------ Given records

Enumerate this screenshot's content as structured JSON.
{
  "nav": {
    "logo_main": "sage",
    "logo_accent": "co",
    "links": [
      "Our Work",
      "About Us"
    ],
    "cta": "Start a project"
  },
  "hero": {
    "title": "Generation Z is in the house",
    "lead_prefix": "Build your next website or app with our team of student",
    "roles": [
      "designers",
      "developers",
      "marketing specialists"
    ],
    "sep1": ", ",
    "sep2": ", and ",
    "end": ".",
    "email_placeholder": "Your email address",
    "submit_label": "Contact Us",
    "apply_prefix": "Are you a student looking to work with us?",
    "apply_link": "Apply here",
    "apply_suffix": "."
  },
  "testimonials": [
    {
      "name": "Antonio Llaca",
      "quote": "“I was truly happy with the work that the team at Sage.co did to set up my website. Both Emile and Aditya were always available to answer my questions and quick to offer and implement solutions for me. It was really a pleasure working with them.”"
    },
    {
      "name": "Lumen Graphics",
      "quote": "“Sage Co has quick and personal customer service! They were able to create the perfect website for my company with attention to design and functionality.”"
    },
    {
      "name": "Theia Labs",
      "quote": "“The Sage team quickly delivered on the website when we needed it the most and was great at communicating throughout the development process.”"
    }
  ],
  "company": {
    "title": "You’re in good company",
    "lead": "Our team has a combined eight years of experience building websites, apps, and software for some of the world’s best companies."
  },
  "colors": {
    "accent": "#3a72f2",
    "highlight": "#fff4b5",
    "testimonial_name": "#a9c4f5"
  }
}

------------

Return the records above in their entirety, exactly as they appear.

Enumerate this screenshot's content as structured JSON.
{
  "nav": {
    "logo_main": "sage",
    "logo_accent": "co",
    "links": [
      "Our Work",
      "About Us"
    ],
    "cta": "Start a project"
  },
  "hero": {
    "title": "Generation Z is in the house",
    "lead_prefix": "Build your next website or app with our team of student",
    "roles": [
      "designers",
      "developers",
      "marketing specialists"
    ],
    "sep1": ", ",
    "sep2": ", and ",
    "end": ".",
    "email_placeholder": "Your email address",
    "submit_label": "Contact Us",
    "apply_prefix": "Are you a student looking to work with us?",
    "apply_link": "Apply here",
    "apply_suffix": "."
  },
  "testimonials": [
    {
      "name": "Antonio Llaca",
      "quote": "“I was truly happy with the work that the team at Sage.co did to set up my website. Both Emile and Aditya were always available to answer my questions and quick to offer and implement solutions for me. It was really a pleasure working with them.”"
    },
    {
      "name": "Lumen Graphics",
      "quote": "“Sage Co has quick and personal customer service! They were able to create the perfect website for my company with attention to design and functionality.”"
    },
    {
      "name": "Theia Labs",
      "quote": "“The Sage team quickly delivered on the website when we needed it the most and was great at communicating throughout the development process.”"
    }
  ],
  "company": {
    "title": "You’re in good company",
    "lead": "Our team has a combined eight years of experience building websites, apps, and software for some of the world’s best companies."
  },
  "colors": {
    "accent": "#3a72f2",
    "highlight": "#fff4b5",
    "testimonial_name": "#a9c4f5"
  }
}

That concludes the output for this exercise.